Aug. 09, 2011 | 11:11 a.m.
Before the world met a mouse named Mickey or a feline named Felix, there was Krazy Kat and his pals Ignatz Mouse and Offissa Pupp. Abrams ComicsArts celebrates the pioneering feline and its creator with the just-published, 176-page book “Krazy Kat and the Art of George Herriman.” “It’s a love letter to George Herriman,” said editor Craig Yoe, a longtime fan whose entire living room is adorned in Herriman motif. “I considered him the No. 1 artist of all time, way ahead of No. 2, Winsor McCay [of 'Little Nemo' fame] and No. 3, Milt Gross.” Krazy Kat was created in 1910 as a spinoff of Herriman’s syndicated “The Dingbat Family,” when he added a small horizontal panel across the bottom of the strip introducing the cat and mouse frenemies. It became of one of the most popular strips in […]
Aug. 02, 2011 | 5:43 p.m.
The box-office success of “Captain America: The First Avenger,” the 30th anniversary of “Raiders of the Lost Ark” and the ramping interest in “Tintin” make it as good a time as any to revisit Steve Canyon, the adventure hero who flew across the pages of American newspapers for four decades. The creation of Milton Caniff — who had become a newsprint icon with “Terry and the Pirates” — Canyon also made his way into comic books on several occasions although never with a great deal of pop-culture traction. One of the aviator hero’s more intriguing runways in the foreign medium was with Dell Comics in their “Four Color” series and those colorful artifacts are repackaged now in “Steve Canyon the Complete Series: Vol. One,” a 256-page hardcover ($49.99) that hits shelves this week. The work isn’t pure Caniff (Bill Overgard and Ray […]
April 03, 2011 | 9:46 a.m.
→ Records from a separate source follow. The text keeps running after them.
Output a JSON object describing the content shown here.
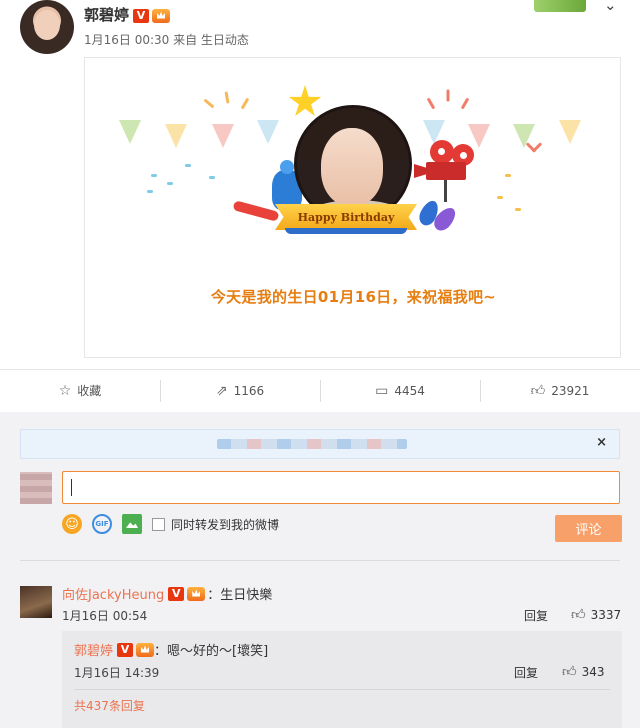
{
  "post": {
    "author": "郭碧婷",
    "verified_badge": "V",
    "meta": "1月16日 00:30 来自 生日动态",
    "birthday_card": {
      "ribbon_text": "Happy Birthday",
      "message": "今天是我的生日01月16日，来祝福我吧~"
    }
  },
  "actions": [
    {
      "icon": "star-icon",
      "label": "收藏"
    },
    {
      "icon": "share-icon",
      "label": "1166"
    },
    {
      "icon": "comment-icon",
      "label": "4454"
    },
    {
      "icon": "like-icon",
      "label": "23921"
    }
  ],
  "comment_box": {
    "notice_close": "×",
    "input_value": "",
    "repost_checkbox_label": "同时转发到我的微博",
    "submit_label": "评论",
    "gif_label": "GIF"
  },
  "comment": {
    "author": "向佐JackyHeung",
    "verified_badge": "V",
    "text": "：生日快樂",
    "time": "1月16日 00:54",
    "reply_label": "回复",
    "likes": "3337",
    "sub_reply": {
      "author": "郭碧婷",
      "verified_badge": "V",
      "text": "：嗯～好的～[壞笑]",
      "time": "1月16日 14:39",
      "reply_label": "回复",
      "likes": "343"
    },
    "total_replies": "共437条回复"
  },
  "colors": {
    "accent_orange": "#eb7350",
    "submit_orange": "#f7a06a",
    "birthday_text": "#e67e12"
  }
}
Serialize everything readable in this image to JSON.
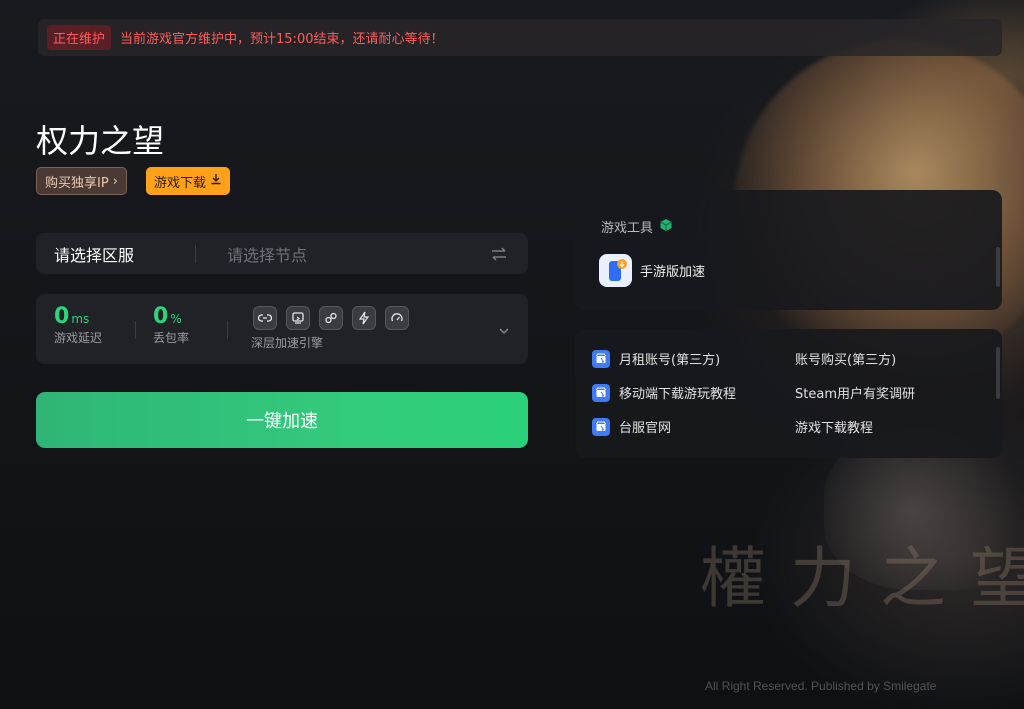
{
  "banner": {
    "tag": "正在维护",
    "message": "当前游戏官方维护中，预计15:00结束，还请耐心等待！"
  },
  "game": {
    "title": "权力之望",
    "buy_ip_label": "购买独享IP",
    "download_label": "游戏下载"
  },
  "selectors": {
    "server_label": "请选择区服",
    "node_placeholder": "请选择节点"
  },
  "stats": {
    "latency_value": "0",
    "latency_unit": "ms",
    "latency_label": "游戏延迟",
    "loss_value": "0",
    "loss_unit": "%",
    "loss_label": "丢包率",
    "engine_label": "深层加速引擎",
    "engine_icons": [
      "link-icon",
      "screen-icon",
      "nodes-icon",
      "bolt-icon",
      "speed-icon"
    ]
  },
  "accelerate_label": "一键加速",
  "tools": {
    "title": "游戏工具",
    "items": [
      {
        "label": "手游版加速",
        "icon": "mobile-icon"
      }
    ]
  },
  "links": [
    {
      "label": "月租账号(第三方)",
      "icon": "store-icon"
    },
    {
      "label": "账号购买(第三方)"
    },
    {
      "label": "移动端下载游玩教程",
      "icon": "store-icon"
    },
    {
      "label": "Steam用户有奖调研"
    },
    {
      "label": "台服官网",
      "icon": "store-icon"
    },
    {
      "label": "游戏下载教程"
    }
  ],
  "background": {
    "art_title": "權力之望",
    "copyright": "All Right Reserved. Published by Smilegate"
  },
  "colors": {
    "accent_green": "#2ed47a",
    "download_orange": "#ffa21a",
    "warning_red": "#ff5c5c"
  }
}
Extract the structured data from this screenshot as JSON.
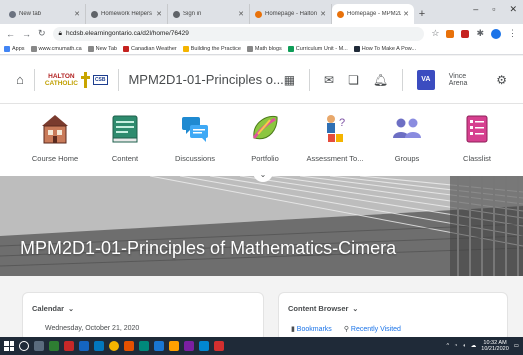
{
  "browser": {
    "tabs": [
      {
        "title": "New tab",
        "active": false
      },
      {
        "title": "Homework Helpers | HCDSB",
        "active": false
      },
      {
        "title": "Sign in",
        "active": false
      },
      {
        "title": "Homepage - Halton",
        "active": false
      },
      {
        "title": "Homepage - MPM2D1",
        "active": true
      }
    ],
    "new_tab": "+",
    "window_controls": [
      "–",
      "▫",
      "✕"
    ],
    "url": "hcdsb.elearningontario.ca/d2l/home/76429",
    "bookmarks": [
      "Apps",
      "www.cmumath.ca",
      "New Tab",
      "Canadian Weather",
      "Building the Practice",
      "Math blogs",
      "Curriculum Unit - M...",
      "How To Make A Pow..."
    ]
  },
  "navbar": {
    "logo_line1": "HALTON",
    "logo_line2": "CATHOLIC",
    "logo_badge": "CSB",
    "course_title": "MPM2D1-01-Principles o...",
    "user_initials": "VA",
    "user_name": "Vince Arena"
  },
  "course_nav": [
    {
      "label": "Course Home",
      "icon": "course-home-icon"
    },
    {
      "label": "Content",
      "icon": "content-icon"
    },
    {
      "label": "Discussions",
      "icon": "discussions-icon"
    },
    {
      "label": "Portfolio",
      "icon": "portfolio-icon"
    },
    {
      "label": "Assessment To...",
      "icon": "assessment-icon"
    },
    {
      "label": "Groups",
      "icon": "groups-icon"
    },
    {
      "label": "Classlist",
      "icon": "classlist-icon"
    }
  ],
  "banner": {
    "title": "MPM2D1-01-Principles of Mathematics-Cimera"
  },
  "widgets": {
    "calendar": {
      "title": "Calendar",
      "date": "Wednesday, October 21, 2020"
    },
    "content_browser": {
      "title": "Content Browser",
      "links": [
        "Bookmarks",
        "Recently Visited"
      ]
    }
  },
  "taskbar": {
    "time": "10:32 AM",
    "date": "10/21/2020"
  },
  "colors": {
    "accent": "#3b4cc0",
    "link": "#1a73e8",
    "text": "#494c4e"
  }
}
There wasn’t a lot of public stir on Jan. 2 when “Brenda Starr, Reporter” retired after 71 years on the newspaper-comics beat. In its heyday, the comic strip created by Dale Messick was a staple in 250 newspapers. Last year, it was in 65, with 36 of those international publications. “Brenda Starr” appeared two years after intrepid Daily Planet reporter Lois Lane was introduced in Action Comics No. 1, the comic book in which Jerry Siegel and illustrator Joe Shuster gave the world the first Superman. But unlike the doings in Metropolis, in Brenda’s adventures, it was the woman who was in the spotlight. Brenda was also created by a woman, who had worked as a greeting-card illustrator for the Chicago Tribune Syndicate. Brenda Starr’s name was based on a popular 1930s debutante, and she was modeled on Rita Hayworth, then an up-and-coming sex […]